• _Exercise instructions_:
Among the entries below, how many lines contain the string "JSON"? Only the number is wanted.

• _Supplied information_:
────────
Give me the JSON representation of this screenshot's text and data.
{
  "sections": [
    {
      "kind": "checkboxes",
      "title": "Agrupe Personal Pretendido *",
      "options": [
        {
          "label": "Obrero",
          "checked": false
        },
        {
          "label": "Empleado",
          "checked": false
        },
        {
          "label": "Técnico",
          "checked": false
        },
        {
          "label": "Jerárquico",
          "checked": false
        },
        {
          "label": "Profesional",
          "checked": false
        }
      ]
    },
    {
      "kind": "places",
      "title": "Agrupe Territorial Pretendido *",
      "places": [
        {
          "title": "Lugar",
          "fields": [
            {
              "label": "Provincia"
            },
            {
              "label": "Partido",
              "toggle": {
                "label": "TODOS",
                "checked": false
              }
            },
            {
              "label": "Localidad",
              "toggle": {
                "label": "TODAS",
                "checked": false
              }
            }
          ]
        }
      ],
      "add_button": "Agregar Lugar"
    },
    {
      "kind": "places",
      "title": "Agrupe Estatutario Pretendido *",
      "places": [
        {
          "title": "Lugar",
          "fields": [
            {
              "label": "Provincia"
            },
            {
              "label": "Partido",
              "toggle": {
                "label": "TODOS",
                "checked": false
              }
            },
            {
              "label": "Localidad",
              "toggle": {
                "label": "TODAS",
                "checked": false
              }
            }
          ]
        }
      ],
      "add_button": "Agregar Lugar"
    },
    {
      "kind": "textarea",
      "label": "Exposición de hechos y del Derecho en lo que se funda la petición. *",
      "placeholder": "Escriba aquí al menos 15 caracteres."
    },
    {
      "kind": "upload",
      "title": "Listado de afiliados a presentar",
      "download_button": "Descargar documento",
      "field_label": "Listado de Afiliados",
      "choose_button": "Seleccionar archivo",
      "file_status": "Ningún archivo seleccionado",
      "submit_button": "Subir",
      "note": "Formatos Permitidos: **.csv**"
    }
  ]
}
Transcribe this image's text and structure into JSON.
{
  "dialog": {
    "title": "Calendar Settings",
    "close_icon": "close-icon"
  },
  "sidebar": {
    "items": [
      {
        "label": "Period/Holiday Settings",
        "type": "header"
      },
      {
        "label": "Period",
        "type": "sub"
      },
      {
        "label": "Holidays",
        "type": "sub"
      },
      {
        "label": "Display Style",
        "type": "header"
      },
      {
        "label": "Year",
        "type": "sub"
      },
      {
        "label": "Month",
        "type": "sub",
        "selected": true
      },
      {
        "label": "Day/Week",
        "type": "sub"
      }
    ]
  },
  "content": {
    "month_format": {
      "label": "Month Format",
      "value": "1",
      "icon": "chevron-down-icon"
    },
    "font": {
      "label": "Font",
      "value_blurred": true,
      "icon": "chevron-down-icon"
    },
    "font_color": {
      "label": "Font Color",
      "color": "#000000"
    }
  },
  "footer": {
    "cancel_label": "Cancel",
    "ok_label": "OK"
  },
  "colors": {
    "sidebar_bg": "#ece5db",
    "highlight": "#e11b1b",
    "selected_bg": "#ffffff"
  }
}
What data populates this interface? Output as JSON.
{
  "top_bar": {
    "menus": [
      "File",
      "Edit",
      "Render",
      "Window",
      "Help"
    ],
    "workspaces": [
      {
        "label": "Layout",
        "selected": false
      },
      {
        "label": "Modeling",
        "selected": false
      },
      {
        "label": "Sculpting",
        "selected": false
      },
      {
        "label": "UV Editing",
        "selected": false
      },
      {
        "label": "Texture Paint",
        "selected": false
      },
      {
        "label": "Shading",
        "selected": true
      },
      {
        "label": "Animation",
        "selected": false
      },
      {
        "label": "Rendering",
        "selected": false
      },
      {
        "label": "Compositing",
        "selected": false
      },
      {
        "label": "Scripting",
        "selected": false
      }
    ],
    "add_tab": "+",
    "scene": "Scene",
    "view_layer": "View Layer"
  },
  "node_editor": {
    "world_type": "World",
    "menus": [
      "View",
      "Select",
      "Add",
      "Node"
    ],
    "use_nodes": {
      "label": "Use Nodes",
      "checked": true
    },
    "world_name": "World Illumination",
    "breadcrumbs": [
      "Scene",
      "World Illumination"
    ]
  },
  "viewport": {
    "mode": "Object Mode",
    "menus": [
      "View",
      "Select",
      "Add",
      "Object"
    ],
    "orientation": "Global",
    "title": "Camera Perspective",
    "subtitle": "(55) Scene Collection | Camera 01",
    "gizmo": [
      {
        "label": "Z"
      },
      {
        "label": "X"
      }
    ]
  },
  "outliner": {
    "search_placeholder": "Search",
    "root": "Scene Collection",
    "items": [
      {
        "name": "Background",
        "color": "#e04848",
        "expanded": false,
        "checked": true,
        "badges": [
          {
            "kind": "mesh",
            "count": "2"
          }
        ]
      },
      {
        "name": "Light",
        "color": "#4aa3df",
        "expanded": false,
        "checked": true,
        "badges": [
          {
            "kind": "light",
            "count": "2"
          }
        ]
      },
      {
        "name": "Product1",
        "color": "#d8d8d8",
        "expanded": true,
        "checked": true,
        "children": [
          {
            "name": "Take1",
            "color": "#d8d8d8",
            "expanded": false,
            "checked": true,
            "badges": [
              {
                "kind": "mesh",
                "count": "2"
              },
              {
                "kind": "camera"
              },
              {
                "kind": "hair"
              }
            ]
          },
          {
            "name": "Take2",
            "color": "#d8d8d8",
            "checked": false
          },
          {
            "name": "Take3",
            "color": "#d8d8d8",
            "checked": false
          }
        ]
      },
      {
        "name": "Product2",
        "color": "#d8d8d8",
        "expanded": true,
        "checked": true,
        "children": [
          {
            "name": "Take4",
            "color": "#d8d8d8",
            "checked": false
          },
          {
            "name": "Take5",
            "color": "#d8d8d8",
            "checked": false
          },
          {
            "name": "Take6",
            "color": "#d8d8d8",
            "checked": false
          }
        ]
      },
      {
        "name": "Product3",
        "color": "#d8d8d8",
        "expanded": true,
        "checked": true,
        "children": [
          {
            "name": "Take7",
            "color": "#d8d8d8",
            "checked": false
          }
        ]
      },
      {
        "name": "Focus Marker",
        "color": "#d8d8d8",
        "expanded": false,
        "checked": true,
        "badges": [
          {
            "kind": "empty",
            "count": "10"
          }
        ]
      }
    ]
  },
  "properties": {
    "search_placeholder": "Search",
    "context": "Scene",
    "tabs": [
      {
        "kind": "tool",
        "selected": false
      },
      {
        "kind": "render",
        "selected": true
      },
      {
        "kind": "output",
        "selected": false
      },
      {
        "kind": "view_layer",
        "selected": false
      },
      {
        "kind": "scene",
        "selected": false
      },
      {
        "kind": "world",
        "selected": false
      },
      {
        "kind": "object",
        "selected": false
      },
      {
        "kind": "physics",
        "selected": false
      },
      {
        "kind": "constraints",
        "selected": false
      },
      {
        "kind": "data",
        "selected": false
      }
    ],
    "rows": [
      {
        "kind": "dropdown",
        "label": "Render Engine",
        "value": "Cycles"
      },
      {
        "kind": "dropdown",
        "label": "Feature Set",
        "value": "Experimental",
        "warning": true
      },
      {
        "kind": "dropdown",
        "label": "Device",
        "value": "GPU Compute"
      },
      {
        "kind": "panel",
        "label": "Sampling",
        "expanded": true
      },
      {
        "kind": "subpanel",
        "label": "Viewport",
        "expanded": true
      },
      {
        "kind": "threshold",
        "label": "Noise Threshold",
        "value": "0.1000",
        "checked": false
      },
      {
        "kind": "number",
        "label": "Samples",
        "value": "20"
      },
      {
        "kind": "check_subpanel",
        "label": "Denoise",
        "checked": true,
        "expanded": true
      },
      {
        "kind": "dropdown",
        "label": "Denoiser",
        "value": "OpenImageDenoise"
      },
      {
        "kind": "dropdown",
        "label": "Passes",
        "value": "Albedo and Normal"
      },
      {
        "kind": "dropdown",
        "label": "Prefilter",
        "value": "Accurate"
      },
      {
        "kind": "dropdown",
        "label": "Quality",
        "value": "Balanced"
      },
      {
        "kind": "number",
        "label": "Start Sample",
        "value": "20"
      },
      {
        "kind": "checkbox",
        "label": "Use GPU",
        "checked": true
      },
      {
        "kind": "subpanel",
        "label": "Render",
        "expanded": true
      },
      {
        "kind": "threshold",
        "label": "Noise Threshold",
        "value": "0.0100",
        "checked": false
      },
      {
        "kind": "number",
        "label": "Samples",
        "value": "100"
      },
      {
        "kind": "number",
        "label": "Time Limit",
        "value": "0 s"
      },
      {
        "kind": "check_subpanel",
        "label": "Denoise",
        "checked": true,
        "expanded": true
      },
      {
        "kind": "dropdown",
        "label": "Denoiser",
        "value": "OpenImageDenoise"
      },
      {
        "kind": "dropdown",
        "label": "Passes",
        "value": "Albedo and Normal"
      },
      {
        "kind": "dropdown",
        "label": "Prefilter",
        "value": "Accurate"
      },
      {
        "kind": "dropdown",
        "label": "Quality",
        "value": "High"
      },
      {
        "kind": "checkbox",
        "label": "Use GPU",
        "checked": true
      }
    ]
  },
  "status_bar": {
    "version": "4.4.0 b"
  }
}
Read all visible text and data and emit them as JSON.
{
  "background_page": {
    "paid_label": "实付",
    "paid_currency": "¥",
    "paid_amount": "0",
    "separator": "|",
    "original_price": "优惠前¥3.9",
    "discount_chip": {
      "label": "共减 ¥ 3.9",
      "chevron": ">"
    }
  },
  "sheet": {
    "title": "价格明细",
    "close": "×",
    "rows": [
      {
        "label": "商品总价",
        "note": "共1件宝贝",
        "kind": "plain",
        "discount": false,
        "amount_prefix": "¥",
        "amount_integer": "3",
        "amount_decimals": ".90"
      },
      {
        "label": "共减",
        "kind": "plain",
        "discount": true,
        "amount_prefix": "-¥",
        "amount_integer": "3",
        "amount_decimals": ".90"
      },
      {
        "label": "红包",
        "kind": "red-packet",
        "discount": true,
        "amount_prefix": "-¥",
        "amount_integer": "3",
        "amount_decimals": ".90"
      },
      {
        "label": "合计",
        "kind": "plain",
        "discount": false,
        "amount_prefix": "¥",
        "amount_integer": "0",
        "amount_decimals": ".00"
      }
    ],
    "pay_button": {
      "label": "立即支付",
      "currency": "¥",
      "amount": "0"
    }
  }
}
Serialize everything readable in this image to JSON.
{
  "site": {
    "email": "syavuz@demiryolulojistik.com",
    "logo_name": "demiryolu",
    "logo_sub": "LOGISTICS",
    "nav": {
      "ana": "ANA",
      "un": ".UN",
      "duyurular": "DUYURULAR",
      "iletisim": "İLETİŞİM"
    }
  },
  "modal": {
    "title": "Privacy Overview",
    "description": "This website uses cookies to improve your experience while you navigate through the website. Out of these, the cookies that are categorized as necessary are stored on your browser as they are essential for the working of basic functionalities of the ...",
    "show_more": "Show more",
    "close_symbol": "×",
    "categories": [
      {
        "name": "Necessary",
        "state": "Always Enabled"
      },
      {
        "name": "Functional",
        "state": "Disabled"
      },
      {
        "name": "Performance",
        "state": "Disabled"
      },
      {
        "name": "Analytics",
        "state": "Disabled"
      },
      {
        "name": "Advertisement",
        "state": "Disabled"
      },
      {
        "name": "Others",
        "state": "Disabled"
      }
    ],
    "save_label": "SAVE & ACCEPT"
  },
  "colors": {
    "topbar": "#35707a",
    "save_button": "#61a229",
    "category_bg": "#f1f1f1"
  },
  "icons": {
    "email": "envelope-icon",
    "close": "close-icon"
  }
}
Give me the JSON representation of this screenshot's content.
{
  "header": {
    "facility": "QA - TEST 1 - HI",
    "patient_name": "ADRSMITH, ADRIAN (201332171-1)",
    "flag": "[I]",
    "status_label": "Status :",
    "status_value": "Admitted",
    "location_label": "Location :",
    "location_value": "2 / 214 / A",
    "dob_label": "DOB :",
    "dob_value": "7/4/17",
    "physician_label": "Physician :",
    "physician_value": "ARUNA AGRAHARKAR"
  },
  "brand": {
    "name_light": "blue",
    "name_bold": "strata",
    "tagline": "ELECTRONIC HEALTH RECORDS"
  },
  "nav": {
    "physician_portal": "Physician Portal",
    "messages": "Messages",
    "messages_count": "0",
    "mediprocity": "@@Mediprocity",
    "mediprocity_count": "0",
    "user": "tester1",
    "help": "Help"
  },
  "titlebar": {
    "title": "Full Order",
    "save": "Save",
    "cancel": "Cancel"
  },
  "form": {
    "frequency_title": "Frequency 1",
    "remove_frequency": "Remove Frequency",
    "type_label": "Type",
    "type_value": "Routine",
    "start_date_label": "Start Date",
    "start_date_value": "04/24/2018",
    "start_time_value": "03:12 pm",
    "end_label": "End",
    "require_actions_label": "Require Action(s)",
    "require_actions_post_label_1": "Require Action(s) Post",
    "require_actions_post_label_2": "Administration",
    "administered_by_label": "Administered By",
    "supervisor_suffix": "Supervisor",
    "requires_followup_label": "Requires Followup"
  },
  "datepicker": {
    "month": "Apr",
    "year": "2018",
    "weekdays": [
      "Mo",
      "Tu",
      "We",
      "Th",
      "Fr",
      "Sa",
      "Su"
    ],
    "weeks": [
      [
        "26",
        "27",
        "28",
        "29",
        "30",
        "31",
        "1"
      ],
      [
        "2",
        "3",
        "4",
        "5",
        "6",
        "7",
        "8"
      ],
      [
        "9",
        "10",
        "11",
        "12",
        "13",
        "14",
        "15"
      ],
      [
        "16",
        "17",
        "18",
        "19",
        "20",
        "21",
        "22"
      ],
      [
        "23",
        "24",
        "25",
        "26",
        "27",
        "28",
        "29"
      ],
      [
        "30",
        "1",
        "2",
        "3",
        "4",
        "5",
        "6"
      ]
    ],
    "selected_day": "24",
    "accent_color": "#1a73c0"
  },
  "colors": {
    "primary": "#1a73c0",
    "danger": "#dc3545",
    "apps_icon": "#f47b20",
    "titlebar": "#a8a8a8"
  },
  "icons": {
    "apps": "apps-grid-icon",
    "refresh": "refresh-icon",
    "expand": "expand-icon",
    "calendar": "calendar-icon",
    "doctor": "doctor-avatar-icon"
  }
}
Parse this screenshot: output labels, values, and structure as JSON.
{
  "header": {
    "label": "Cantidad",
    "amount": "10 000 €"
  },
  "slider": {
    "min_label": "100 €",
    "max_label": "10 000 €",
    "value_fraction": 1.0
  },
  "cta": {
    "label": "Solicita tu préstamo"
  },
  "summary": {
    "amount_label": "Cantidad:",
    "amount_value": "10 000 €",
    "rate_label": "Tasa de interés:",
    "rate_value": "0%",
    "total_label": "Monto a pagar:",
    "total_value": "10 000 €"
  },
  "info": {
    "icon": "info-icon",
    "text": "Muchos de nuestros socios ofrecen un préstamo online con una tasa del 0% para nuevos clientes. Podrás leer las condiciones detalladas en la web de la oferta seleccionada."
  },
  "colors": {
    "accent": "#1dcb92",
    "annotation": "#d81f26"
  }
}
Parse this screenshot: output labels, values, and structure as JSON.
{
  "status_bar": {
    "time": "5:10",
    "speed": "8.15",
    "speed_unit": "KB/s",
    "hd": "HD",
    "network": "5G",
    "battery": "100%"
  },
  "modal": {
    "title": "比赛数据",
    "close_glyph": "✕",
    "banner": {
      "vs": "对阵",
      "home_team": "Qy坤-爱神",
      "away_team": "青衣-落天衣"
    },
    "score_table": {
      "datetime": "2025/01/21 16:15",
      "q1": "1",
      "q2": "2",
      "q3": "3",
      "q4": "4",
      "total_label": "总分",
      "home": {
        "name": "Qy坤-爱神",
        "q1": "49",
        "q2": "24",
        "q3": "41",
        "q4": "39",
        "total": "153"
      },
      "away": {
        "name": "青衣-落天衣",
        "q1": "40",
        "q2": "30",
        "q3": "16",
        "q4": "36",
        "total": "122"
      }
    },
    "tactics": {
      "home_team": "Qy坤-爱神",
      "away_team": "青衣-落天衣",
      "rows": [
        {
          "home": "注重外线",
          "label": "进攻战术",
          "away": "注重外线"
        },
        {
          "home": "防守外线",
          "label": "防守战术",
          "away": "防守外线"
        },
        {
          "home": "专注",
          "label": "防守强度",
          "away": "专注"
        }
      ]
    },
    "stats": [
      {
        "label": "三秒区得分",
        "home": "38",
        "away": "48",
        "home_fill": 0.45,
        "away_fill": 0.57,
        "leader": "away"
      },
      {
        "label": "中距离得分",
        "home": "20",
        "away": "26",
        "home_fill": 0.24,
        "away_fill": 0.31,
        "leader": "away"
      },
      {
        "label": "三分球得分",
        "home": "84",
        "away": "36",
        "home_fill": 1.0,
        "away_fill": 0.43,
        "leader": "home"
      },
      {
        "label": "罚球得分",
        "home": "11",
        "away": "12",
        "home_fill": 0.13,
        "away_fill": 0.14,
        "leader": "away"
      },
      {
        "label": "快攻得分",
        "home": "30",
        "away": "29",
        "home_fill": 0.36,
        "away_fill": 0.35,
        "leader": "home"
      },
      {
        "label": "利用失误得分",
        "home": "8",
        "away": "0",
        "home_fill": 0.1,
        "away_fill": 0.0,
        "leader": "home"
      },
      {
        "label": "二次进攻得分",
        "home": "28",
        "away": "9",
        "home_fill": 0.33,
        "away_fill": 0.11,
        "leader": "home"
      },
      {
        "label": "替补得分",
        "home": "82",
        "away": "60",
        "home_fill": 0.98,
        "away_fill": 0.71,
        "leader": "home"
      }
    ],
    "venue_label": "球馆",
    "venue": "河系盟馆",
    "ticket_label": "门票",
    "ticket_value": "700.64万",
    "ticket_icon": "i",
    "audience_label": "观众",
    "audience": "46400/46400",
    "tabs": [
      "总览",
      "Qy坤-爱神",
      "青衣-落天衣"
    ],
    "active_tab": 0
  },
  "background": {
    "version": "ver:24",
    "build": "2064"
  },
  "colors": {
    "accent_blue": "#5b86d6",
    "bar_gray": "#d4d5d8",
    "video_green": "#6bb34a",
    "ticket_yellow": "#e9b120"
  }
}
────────
• _Answer space_:
8